Dataset rows describing interfaces:
·····

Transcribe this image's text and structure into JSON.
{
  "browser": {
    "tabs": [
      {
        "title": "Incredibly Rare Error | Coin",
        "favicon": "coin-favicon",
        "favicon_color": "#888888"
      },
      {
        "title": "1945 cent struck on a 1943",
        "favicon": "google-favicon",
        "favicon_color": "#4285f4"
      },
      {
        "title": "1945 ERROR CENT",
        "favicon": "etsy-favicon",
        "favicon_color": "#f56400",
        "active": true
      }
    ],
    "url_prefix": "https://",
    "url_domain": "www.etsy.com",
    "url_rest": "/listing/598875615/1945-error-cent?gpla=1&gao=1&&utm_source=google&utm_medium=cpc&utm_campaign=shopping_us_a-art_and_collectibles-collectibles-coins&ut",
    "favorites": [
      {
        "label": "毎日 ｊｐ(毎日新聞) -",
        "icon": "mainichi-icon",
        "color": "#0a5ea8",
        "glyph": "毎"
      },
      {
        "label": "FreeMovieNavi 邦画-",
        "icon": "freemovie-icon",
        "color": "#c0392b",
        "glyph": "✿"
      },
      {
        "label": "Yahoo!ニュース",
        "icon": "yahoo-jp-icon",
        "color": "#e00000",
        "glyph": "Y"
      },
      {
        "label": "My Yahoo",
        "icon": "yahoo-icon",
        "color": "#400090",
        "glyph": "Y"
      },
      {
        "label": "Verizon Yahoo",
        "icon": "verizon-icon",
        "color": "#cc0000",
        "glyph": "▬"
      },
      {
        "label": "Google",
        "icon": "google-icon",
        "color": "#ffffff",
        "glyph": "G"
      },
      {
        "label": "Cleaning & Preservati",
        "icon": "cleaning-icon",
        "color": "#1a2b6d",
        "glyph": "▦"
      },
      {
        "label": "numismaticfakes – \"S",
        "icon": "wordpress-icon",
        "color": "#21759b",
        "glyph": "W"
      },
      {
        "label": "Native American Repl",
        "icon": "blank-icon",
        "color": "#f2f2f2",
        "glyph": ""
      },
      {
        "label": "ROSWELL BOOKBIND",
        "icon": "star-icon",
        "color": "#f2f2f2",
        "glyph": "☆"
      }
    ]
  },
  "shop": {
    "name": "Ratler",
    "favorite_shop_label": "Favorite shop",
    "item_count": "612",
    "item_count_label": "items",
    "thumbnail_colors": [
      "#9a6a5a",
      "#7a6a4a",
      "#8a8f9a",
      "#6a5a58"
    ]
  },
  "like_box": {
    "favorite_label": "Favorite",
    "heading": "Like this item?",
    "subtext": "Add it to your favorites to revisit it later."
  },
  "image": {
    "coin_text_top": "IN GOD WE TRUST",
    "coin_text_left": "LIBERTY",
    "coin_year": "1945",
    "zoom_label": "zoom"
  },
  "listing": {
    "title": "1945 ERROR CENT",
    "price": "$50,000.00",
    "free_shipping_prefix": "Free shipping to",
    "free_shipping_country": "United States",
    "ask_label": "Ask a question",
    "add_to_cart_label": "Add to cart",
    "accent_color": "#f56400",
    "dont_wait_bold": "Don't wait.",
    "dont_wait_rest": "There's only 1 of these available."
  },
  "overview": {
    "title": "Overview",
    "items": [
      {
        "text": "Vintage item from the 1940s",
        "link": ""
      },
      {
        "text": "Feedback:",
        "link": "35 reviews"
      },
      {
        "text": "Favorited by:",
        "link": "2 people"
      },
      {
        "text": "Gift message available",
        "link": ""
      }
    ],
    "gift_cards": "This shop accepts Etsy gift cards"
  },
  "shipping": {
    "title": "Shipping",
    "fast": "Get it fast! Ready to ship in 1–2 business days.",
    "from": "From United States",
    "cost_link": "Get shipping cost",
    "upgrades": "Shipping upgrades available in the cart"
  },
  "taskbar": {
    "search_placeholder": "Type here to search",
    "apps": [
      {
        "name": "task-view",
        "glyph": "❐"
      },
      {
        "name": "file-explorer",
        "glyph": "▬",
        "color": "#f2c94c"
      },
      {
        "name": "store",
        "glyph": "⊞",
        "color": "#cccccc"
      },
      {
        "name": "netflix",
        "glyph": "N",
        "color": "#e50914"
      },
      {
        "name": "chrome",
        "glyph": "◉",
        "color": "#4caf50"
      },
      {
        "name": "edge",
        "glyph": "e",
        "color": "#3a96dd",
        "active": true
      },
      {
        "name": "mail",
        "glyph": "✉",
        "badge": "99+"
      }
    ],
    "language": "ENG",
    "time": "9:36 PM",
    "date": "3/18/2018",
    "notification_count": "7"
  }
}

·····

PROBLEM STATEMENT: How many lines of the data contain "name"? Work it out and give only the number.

PROBLEM SOLUTION: 8